1) Stronger County Parties
In my experience, county party boards last for a few years, get burnt out and then everyone quits. There are so few volunteers or members the same handful of people gets stuck doing everything. When they do quit there’s no records or continuity so the whole county has to start over. This is the same for candidates who try to run. No notes on where to leave signs, who’s willing to organize, make calls, knock doors, etc. Even though I declared in December of last year, it really wasn’t until July/August that we finally got things semi-figured out and organized. That’s a lot of wasted time.
The state party needs to re-allocate their budget. All counties should be able to apply for grants and assistance to keep an office open all year, every year. Parties and party members should get involved in the community on off years by volunteering, helping with community fundraisers or holiday meals, you name it. The more active the party is with their community the more support and resources they get from the state. We need our neighbors to see we value them every day, not just 2 months every 4 years.
2) More resources for training and outreach
We need a new message. We need big ideas and we need the courage to stand behind them. This is going to take a whole new approach to messaging, outreach, and basic community building. We need our neighbors to know we are just like them. We, too, want a brighter future for our kids, roads that don’t send our cars to the shop for alignment problems, better paying jobs.
We need monthly workshops on communicating with other viewpoints, on messaging and organizing. We need committees for aspiring writers who can channel their pain and anger into letters to the editor or opinion pieces. We need small subgroups to keep people involved, engage and active. I don’t know about other areas but we go from 200 members in an election year to 80 members a year later. This has to stop. We have to keep our members and continue to grow our county parties, especially with younger blood! (Sorry, not sorry!)
3) Whole New Approach to Elections
We cannot continue to pander to people for their vote. We need to start building relationships, lasting relationships. Not just to get through the presidential elections. We also need to change our focus from top of the ticket to bottom of the ticket! We need the majority of resources going to local and state races. The presidential candidates can raise their own money and can pay for their own volunteers. We are going to keep ours!
We live in this state. We don’t get to move back to some other area once the election is lost. Start investing in Wisconsin! Start emphasizing the importance of local candidates, assembly candidates, senate candidates. These are the people who are responsible for the majority of legislation that affects our daily lives. Once we turn the focus to local elections and make people understand how important they are, we don’t have to worry about low voter turnout in mid-term years. Every year is important!
This might be a good place to start, but the important thing is we start. If the state party won’t listen, we do it ourselves. What happened on Tuesday can never happen again!
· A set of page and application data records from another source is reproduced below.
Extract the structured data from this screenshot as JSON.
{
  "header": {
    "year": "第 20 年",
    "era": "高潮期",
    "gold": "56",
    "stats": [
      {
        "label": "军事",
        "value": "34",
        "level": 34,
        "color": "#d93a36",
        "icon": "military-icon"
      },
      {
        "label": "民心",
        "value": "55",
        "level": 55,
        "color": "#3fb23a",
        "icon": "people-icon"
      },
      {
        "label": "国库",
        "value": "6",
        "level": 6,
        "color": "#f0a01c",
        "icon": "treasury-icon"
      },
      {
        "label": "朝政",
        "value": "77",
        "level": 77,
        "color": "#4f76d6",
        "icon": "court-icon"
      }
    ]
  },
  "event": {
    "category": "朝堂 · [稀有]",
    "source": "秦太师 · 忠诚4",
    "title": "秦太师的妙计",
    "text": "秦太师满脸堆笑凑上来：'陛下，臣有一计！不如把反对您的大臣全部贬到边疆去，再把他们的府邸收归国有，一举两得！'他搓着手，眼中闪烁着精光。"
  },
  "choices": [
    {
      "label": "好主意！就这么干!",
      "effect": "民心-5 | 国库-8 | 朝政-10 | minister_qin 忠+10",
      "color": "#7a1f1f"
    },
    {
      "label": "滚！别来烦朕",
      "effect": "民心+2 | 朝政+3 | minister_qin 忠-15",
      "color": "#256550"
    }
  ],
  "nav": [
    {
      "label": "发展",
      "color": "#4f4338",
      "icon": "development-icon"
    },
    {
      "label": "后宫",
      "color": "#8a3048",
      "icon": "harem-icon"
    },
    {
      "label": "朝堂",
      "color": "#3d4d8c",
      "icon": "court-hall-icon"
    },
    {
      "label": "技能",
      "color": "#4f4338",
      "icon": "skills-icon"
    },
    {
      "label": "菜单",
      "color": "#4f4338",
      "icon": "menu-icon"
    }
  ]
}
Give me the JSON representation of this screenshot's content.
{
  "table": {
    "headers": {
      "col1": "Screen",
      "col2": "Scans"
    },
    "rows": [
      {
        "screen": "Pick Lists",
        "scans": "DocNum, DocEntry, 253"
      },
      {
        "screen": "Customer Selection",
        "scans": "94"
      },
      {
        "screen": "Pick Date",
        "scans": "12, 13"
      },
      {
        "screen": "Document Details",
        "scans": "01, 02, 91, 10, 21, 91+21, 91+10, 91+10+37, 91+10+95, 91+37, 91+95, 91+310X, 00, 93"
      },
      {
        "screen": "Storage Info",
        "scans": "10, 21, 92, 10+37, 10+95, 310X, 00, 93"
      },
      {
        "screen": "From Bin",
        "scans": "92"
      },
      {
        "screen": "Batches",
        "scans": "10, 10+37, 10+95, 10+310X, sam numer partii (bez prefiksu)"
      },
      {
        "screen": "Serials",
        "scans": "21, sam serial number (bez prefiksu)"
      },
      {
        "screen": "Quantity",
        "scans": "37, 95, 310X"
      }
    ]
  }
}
Democrats either need to become the Party of We, the People, or we need to replace them with a party who will. I have to say at this point I’m fine with both options. I’m done talking and thinking and “let’s see-ing.” I want change and I want it now.
Christine Welcher
East Troy, WI

No comments:

Post a Comment